If you have average or above-average wealth, and more than one potential heir, you’ll probably have to hire a lawyer to draft your will. An estate lawyer can ensure that all of your property is allocated to your liking. Additionally, a lawyer can help sort out affairs, like custody of your children or ownership of a business. These legal affairs are often complex, which makes an estate lawyer an essential resource.

Of course, a good lawyer will cost you. According to Stephanie Curose, a lawyer and contributor to LegalZoom, lawyers typically charge a minimum of between $150 and $600 as a flat rate to write your will. The average flat rate cost is about $375.

“This fee generally covers a basic draft and could increase if any issues or complications arise,” Curose explains. “Attorneys may also charge extra for services such as power of attorney and other estate-planning documents.” Indeed, the rate will go up in relation to the complexity of the estate. Investopedia warns that the fee could hit as much as $1,000 “in advanced situations.”

Do It Yourself

It is undoubtedly less expensive to write a will yourself and there are many will templates to be found online. These templates can cost as little as $10, though such models are most suitable for simplistic, straightforward wills. That’s to say, if you have few assets, no children and a fairly direct bequeathing plan, a DIY will is probably appropriate. But the more complicated your financial situation, the less helpful a DIY template will be.
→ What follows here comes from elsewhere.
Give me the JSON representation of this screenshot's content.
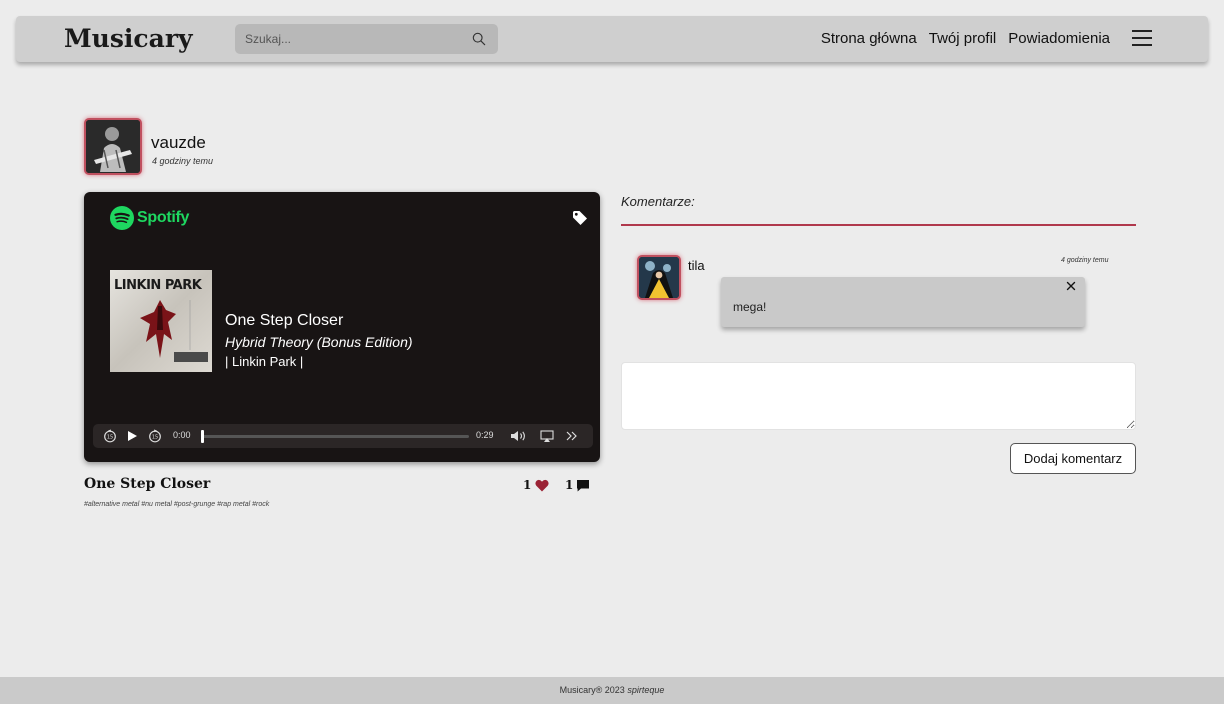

“The benefit of using a template is that it meets state guidelines and costs a fraction of what an attorney might charge,” writes Curose. “However, templates are often very generic and so may not conform to your particular situation.” For this reason, you may still need to contact a lawyer for legal advice.

DIY with Legal Counsel

This hybrid model may also help you save money, while tying any loose ends that your DIY will leaves open. That’s because you’ll still be doing most of the heavy lifting for the initial writing, but a lawyer will charge an hourly rate to review your will and fix any areas of concern. Hourly rates can vary from $100 on the low end, to $400+ for an esteemed lawyer in a major city.

Still, paying a lawyer to review your will for an hour or two may cost less than the flat rate you’d pay them to write the entire will. Ultimately, you’ll have to contact a local attorney and inquire about different pricing options to determine whether it’s more cost effective to write the will yourself or have the lawyer cover the entire process.

Whichever route you choose, don’t allow the cost or the complexity to stop you from leaving behind a will. This document can save headaches, not to mention heartaches, for your loved ones after you’re gone. You’ll also have the peace of mind that your assets end up in the right hands.

Sources: Investopedia, LegalZoom